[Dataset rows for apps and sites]

--

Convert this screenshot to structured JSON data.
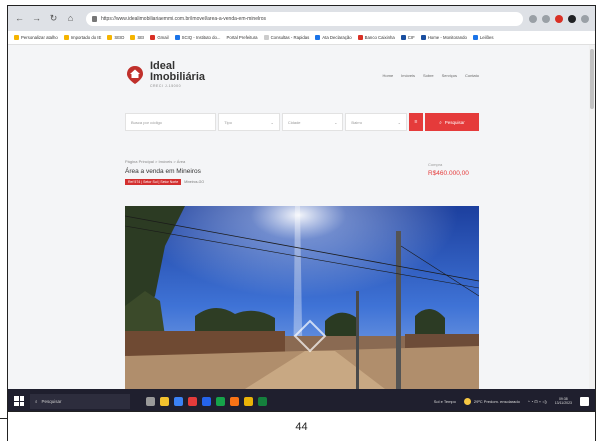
{
  "browser": {
    "url": "https://www.idealimobiliariaemmi.com.br/imovel/area-a-venda-em-minelros"
  },
  "bookmarks": [
    {
      "label": "Personalizar atalho"
    },
    {
      "label": "Importado do IE"
    },
    {
      "label": "SEID"
    },
    {
      "label": "SEI"
    },
    {
      "label": "Gmail"
    },
    {
      "label": "SCIQ - Instituto do..."
    },
    {
      "label": "Portal Prefeitura"
    },
    {
      "label": "Consultas - Rapidas"
    },
    {
      "label": "Ata Declaração"
    },
    {
      "label": "Banco Caixinha"
    },
    {
      "label": "CIF"
    },
    {
      "label": "Home - Monitorando"
    },
    {
      "label": "Leilões"
    }
  ],
  "site": {
    "logo_line1": "Ideal",
    "logo_line2": "Imobiliária",
    "logo_tagline": "CRECI J-15000",
    "menu": [
      "Home",
      "Imóveis",
      "Sobre",
      "Serviços",
      "Contato"
    ]
  },
  "search": {
    "field1": "Busca por código",
    "field2": "Tipo",
    "field3": "Cidade",
    "field4": "Bairro",
    "button": "Pesquisar"
  },
  "listing": {
    "breadcrumb": "Página Principal  >  Imóveis  >  Área",
    "title": "Área a venda em Mineiros",
    "badge": "Ref 574 | Setor Sul | Setor Norte",
    "badge_sub": "Mineiros-GO",
    "price_label": "Compra",
    "price": "R$460.000,00"
  },
  "taskbar": {
    "search_placeholder": "Pesquisar",
    "weather": "Sol e Tempo",
    "status_item": "29ºC Predom. ensolarado",
    "time": "09:38",
    "date": "13/11/2023"
  },
  "document": {
    "page_number": "44"
  },
  "colors": {
    "accent": "#e53b3b",
    "taskbar": "#1f1f2e"
  }
}
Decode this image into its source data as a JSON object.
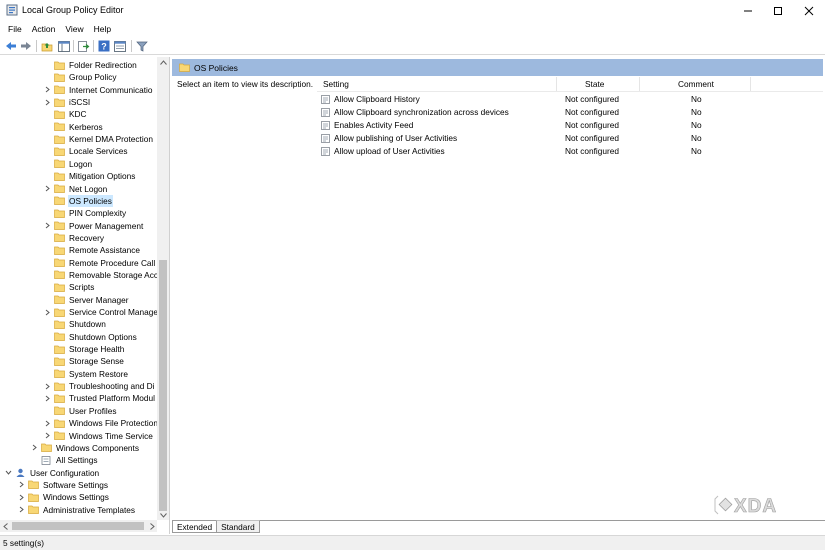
{
  "window": {
    "title": "Local Group Policy Editor",
    "app_icon": "policy-editor-icon",
    "controls": [
      "minimize-icon",
      "maximize-icon",
      "close-icon"
    ]
  },
  "menu": [
    "File",
    "Action",
    "View",
    "Help"
  ],
  "toolbar": {
    "buttons": [
      "back-arrow-icon",
      "forward-arrow-icon",
      "up-folder-icon",
      "show-hide-tree-icon",
      "export-list-icon",
      "help-icon",
      "properties-view-icon",
      "filter-icon"
    ]
  },
  "tree": {
    "items": [
      {
        "label": "Folder Redirection",
        "expandable": false
      },
      {
        "label": "Group Policy",
        "expandable": false
      },
      {
        "label": "Internet Communicatio",
        "expandable": true
      },
      {
        "label": "iSCSI",
        "expandable": true
      },
      {
        "label": "KDC",
        "expandable": false
      },
      {
        "label": "Kerberos",
        "expandable": false
      },
      {
        "label": "Kernel DMA Protection",
        "expandable": false
      },
      {
        "label": "Locale Services",
        "expandable": false
      },
      {
        "label": "Logon",
        "expandable": false
      },
      {
        "label": "Mitigation Options",
        "expandable": false
      },
      {
        "label": "Net Logon",
        "expandable": true
      },
      {
        "label": "OS Policies",
        "expandable": false,
        "selected": true
      },
      {
        "label": "PIN Complexity",
        "expandable": false
      },
      {
        "label": "Power Management",
        "expandable": true
      },
      {
        "label": "Recovery",
        "expandable": false
      },
      {
        "label": "Remote Assistance",
        "expandable": false
      },
      {
        "label": "Remote Procedure Call",
        "expandable": false
      },
      {
        "label": "Removable Storage Acc",
        "expandable": false
      },
      {
        "label": "Scripts",
        "expandable": false
      },
      {
        "label": "Server Manager",
        "expandable": false
      },
      {
        "label": "Service Control Manage",
        "expandable": true
      },
      {
        "label": "Shutdown",
        "expandable": false
      },
      {
        "label": "Shutdown Options",
        "expandable": false
      },
      {
        "label": "Storage Health",
        "expandable": false
      },
      {
        "label": "Storage Sense",
        "expandable": false
      },
      {
        "label": "System Restore",
        "expandable": false
      },
      {
        "label": "Troubleshooting and Di",
        "expandable": true
      },
      {
        "label": "Trusted Platform Modul",
        "expandable": true
      },
      {
        "label": "User Profiles",
        "expandable": false
      },
      {
        "label": "Windows File Protection",
        "expandable": true
      },
      {
        "label": "Windows Time Service",
        "expandable": true
      },
      {
        "label": "Windows Components",
        "expandable": true
      },
      {
        "label": "All Settings",
        "expandable": false
      },
      {
        "label": "User Configuration",
        "expandable": true,
        "expanded": true
      },
      {
        "label": "Software Settings",
        "expandable": true
      },
      {
        "label": "Windows Settings",
        "expandable": true
      },
      {
        "label": "Administrative Templates",
        "expandable": true
      }
    ]
  },
  "right_pane": {
    "folder_title": "OS Policies",
    "description": "Select an item to view its description.",
    "columns": [
      "Setting",
      "State",
      "Comment"
    ],
    "rows": [
      {
        "setting": "Allow Clipboard History",
        "state": "Not configured",
        "comment": "No"
      },
      {
        "setting": "Allow Clipboard synchronization across devices",
        "state": "Not configured",
        "comment": "No"
      },
      {
        "setting": "Enables Activity Feed",
        "state": "Not configured",
        "comment": "No"
      },
      {
        "setting": "Allow publishing of User Activities",
        "state": "Not configured",
        "comment": "No"
      },
      {
        "setting": "Allow upload of User Activities",
        "state": "Not configured",
        "comment": "No"
      }
    ]
  },
  "tabs": [
    "Extended",
    "Standard"
  ],
  "status": "5 setting(s)",
  "watermark": "XDA",
  "colors": {
    "selection": "#cce8ff",
    "header_band": "#9db9de",
    "folder_fill": "#f8d775",
    "folder_edge": "#d7a93b"
  }
}
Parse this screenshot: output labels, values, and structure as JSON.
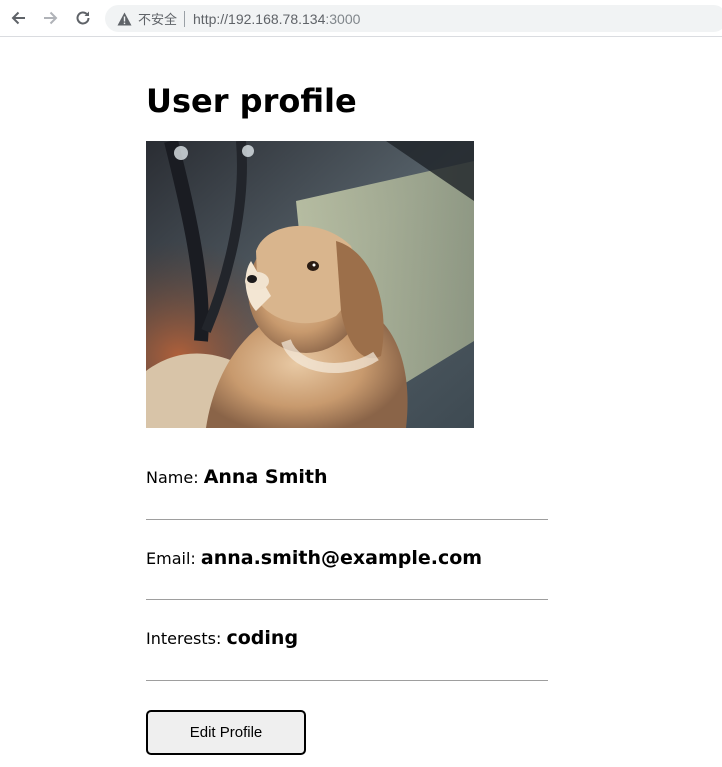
{
  "browser": {
    "security_label": "不安全",
    "url_host": "http://192.168.78.134",
    "url_port": ":3000",
    "icons": [
      "back-arrow-icon",
      "forward-arrow-icon",
      "reload-icon",
      "warning-icon"
    ]
  },
  "profile": {
    "title": "User profile",
    "photo_icon": "dog-photo",
    "fields": {
      "name_label": "Name:",
      "name_value": "Anna Smith",
      "email_label": "Email:",
      "email_value": "anna.smith@example.com",
      "interests_label": "Interests:",
      "interests_value": "coding"
    },
    "edit_button_label": "Edit Profile"
  },
  "colors": {
    "omnibox_bg": "#f1f3f4",
    "divider": "#9e9e9e",
    "button_bg": "#efefef"
  }
}
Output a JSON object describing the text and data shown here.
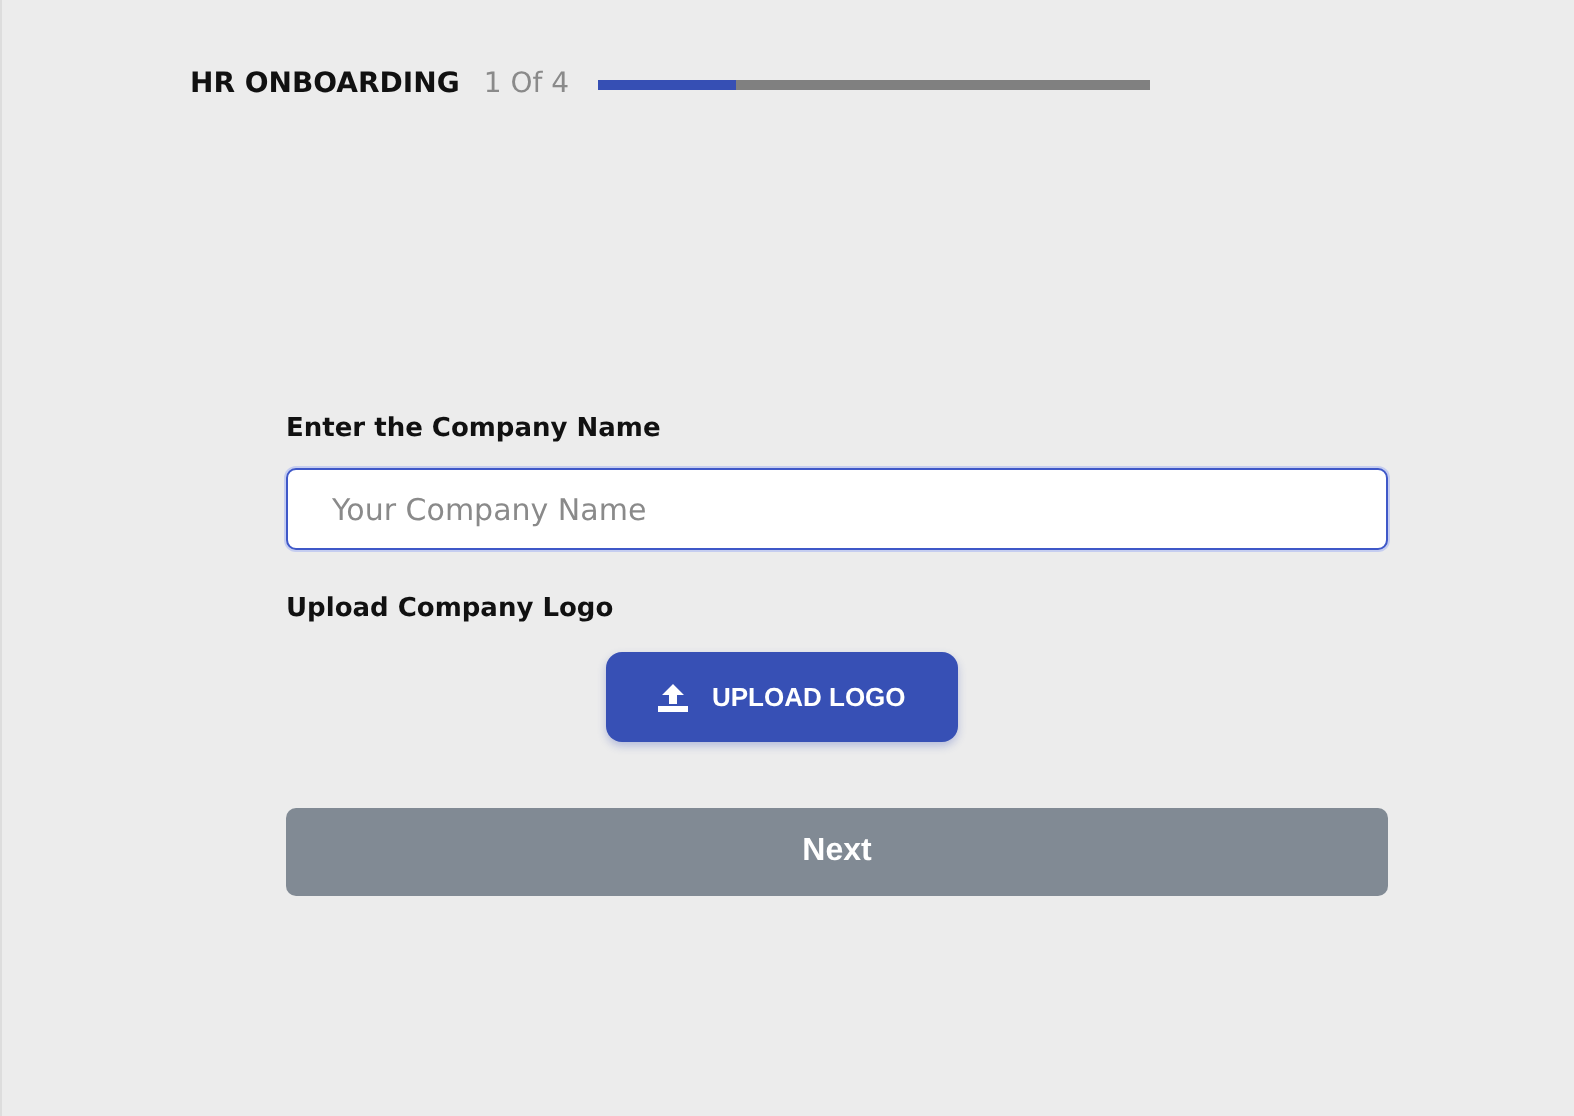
{
  "header": {
    "title": "HR ONBOARDING",
    "step": "1 Of 4",
    "progress": {
      "level": 0.25
    }
  },
  "company_name": {
    "label": "Enter the Company Name",
    "placeholder": "Your Company Name",
    "focused": true
  },
  "logo": {
    "label": "Upload Company Logo",
    "button": "UPLOAD LOGO"
  },
  "next_button": {
    "label": "Next",
    "disabled": true
  }
}
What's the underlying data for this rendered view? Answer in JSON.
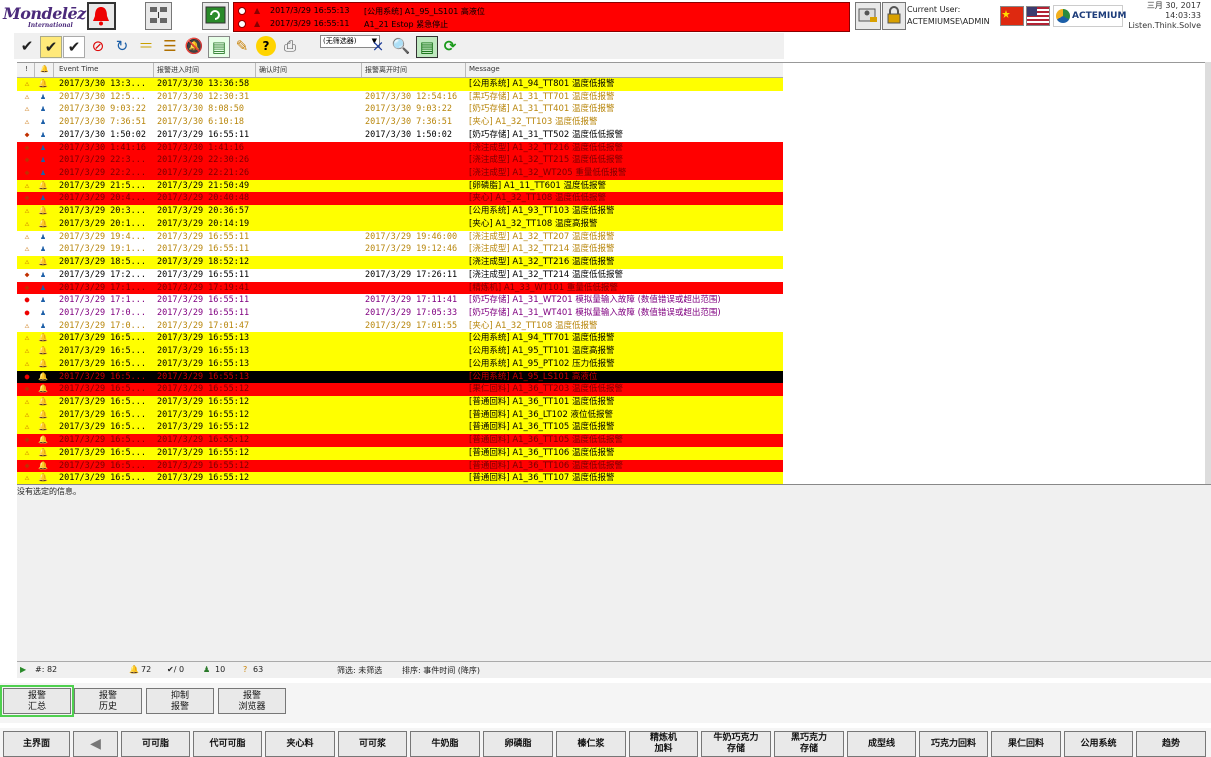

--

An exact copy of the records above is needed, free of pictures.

Convert this screenshot to structured JSON data.
{
  "browser": {
    "url": "https://www.idealimobiliariaemmi.com.br/imovel/area-a-venda-em-minelros"
  },
  "bookmarks": [
    {
      "label": "Personalizar atalho"
    },
    {
      "label": "Importado do IE"
    },
    {
      "label": "SEID"
    },
    {
      "label": "SEI"
    },
    {
      "label": "Gmail"
    },
    {
      "label": "SCIQ - Instituto do..."
    },
    {
      "label": "Portal Prefeitura"
    },
    {
      "label": "Consultas - Rapidas"
    },
    {
      "label": "Ata Declaração"
    },
    {
      "label": "Banco Caixinha"
    },
    {
      "label": "CIF"
    },
    {
      "label": "Home - Monitorando"
    },
    {
      "label": "Leilões"
    }
  ],
  "site": {
    "logo_line1": "Ideal",
    "logo_line2": "Imobiliária",
    "logo_tagline": "CRECI J-15000",
    "menu": [
      "Home",
      "Imóveis",
      "Sobre",
      "Serviços",
      "Contato"
    ]
  },
  "search": {
    "field1": "Busca por código",
    "field2": "Tipo",
    "field3": "Cidade",
    "field4": "Bairro",
    "button": "Pesquisar"
  },
  "listing": {
    "breadcrumb": "Página Principal  >  Imóveis  >  Área",
    "title": "Área a venda em Mineiros",
    "badge": "Ref 574 | Setor Sul | Setor Norte",
    "badge_sub": "Mineiros-GO",
    "price_label": "Compra",
    "price": "R$460.000,00"
  },
  "taskbar": {
    "search_placeholder": "Pesquisar",
    "weather": "Sol e Tempo",
    "status_item": "29ºC Predom. ensolarado",
    "time": "09:38",
    "date": "13/11/2023"
  },
  "document": {
    "page_number": "44"
  },
  "colors": {
    "accent": "#e53b3b",
    "taskbar": "#1f1f2e"
  }
}
Decode this image into its source data as a JSON object.
{
  "window": {
    "title": "Local Group Policy Editor",
    "app_icon": "policy-editor-icon",
    "controls": [
      "minimize-icon",
      "maximize-icon",
      "close-icon"
    ]
  },
  "menu": [
    "File",
    "Action",
    "View",
    "Help"
  ],
  "toolbar": {
    "buttons": [
      "back-arrow-icon",
      "forward-arrow-icon",
      "up-folder-icon",
      "show-hide-tree-icon",
      "export-list-icon",
      "help-icon",
      "properties-view-icon",
      "filter-icon"
    ]
  },
  "tree": {
    "items": [
      {
        "label": "Folder Redirection",
        "expandable": false
      },
      {
        "label": "Group Policy",
        "expandable": false
      },
      {
        "label": "Internet Communicatio",
        "expandable": true
      },
      {
        "label": "iSCSI",
        "expandable": true
      },
      {
        "label": "KDC",
        "expandable": false
      },
      {
        "label": "Kerberos",
        "expandable": false
      },
      {
        "label": "Kernel DMA Protection",
        "expandable": false
      },
      {
        "label": "Locale Services",
        "expandable": false
      },
      {
        "label": "Logon",
        "expandable": false
      },
      {
        "label": "Mitigation Options",
        "expandable": false
      },
      {
        "label": "Net Logon",
        "expandable": true
      },
      {
        "label": "OS Policies",
        "expandable": false,
        "selected": true
      },
      {
        "label": "PIN Complexity",
        "expandable": false
      },
      {
        "label": "Power Management",
        "expandable": true
      },
      {
        "label": "Recovery",
        "expandable": false
      },
      {
        "label": "Remote Assistance",
        "expandable": false
      },
      {
        "label": "Remote Procedure Call",
        "expandable": false
      },
      {
        "label": "Removable Storage Acc",
        "expandable": false
      },
      {
        "label": "Scripts",
        "expandable": false
      },
      {
        "label": "Server Manager",
        "expandable": false
      },
      {
        "label": "Service Control Manage",
        "expandable": true
      },
      {
        "label": "Shutdown",
        "expandable": false
      },
      {
        "label": "Shutdown Options",
        "expandable": false
      },
      {
        "label": "Storage Health",
        "expandable": false
      },
      {
        "label": "Storage Sense",
        "expandable": false
      },
      {
        "label": "System Restore",
        "expandable": false
      },
      {
        "label": "Troubleshooting and Di",
        "expandable": true
      },
      {
        "label": "Trusted Platform Modul",
        "expandable": true
      },
      {
        "label": "User Profiles",
        "expandable": false
      },
      {
        "label": "Windows File Protection",
        "expandable": true
      },
      {
        "label": "Windows Time Service",
        "expandable": true
      },
      {
        "label": "Windows Components",
        "expandable": true
      },
      {
        "label": "All Settings",
        "expandable": false
      },
      {
        "label": "User Configuration",
        "expandable": true,
        "expanded": true
      },
      {
        "label": "Software Settings",
        "expandable": true
      },
      {
        "label": "Windows Settings",
        "expandable": true
      },
      {
        "label": "Administrative Templates",
        "expandable": true
      }
    ]
  },
  "right_pane": {
    "folder_title": "OS Policies",
    "description": "Select an item to view its description.",
    "columns": [
      "Setting",
      "State",
      "Comment"
    ],
    "rows": [
      {
        "setting": "Allow Clipboard History",
        "state": "Not configured",
        "comment": "No"
      },
      {
        "setting": "Allow Clipboard synchronization across devices",
        "state": "Not configured",
        "comment": "No"
      },
      {
        "setting": "Enables Activity Feed",
        "state": "Not configured",
        "comment": "No"
      },
      {
        "setting": "Allow publishing of User Activities",
        "state": "Not configured",
        "comment": "No"
      },
      {
        "setting": "Allow upload of User Activities",
        "state": "Not configured",
        "comment": "No"
      }
    ]
  },
  "tabs": [
    "Extended",
    "Standard"
  ],
  "status": "5 setting(s)",
  "watermark": "XDA",
  "colors": {
    "selection": "#cce8ff",
    "header_band": "#9db9de",
    "folder_fill": "#f8d775",
    "folder_edge": "#d7a93b"
  }
}
Parse this screenshot: output labels, values, and structure as JSON.
{
  "browser": {
    "security_label": "不安全",
    "url_host": "http://192.168.78.134",
    "url_port": ":3000",
    "icons": [
      "back-arrow-icon",
      "forward-arrow-icon",
      "reload-icon",
      "warning-icon"
    ]
  },
  "profile": {
    "title": "User profile",
    "photo_icon": "dog-photo",
    "fields": {
      "name_label": "Name:",
      "name_value": "Anna Smith",
      "email_label": "Email:",
      "email_value": "anna.smith@example.com",
      "interests_label": "Interests:",
      "interests_value": "coding"
    },
    "edit_button_label": "Edit Profile"
  },
  "colors": {
    "omnibox_bg": "#f1f3f4",
    "divider": "#9e9e9e",
    "button_bg": "#efefef"
  }
}
Output a JSON object describing the text and data shown here.
{
  "header": {
    "title": "HR ONBOARDING",
    "step": "1 Of 4",
    "progress": {
      "level": 0.25
    }
  },
  "company_name": {
    "label": "Enter the Company Name",
    "placeholder": "Your Company Name",
    "focused": true
  },
  "logo": {
    "label": "Upload Company Logo",
    "button": "UPLOAD LOGO"
  },
  "next_button": {
    "label": "Next",
    "disabled": true
  }
}
What's the underlying data for this rendered view? Answer in JSON.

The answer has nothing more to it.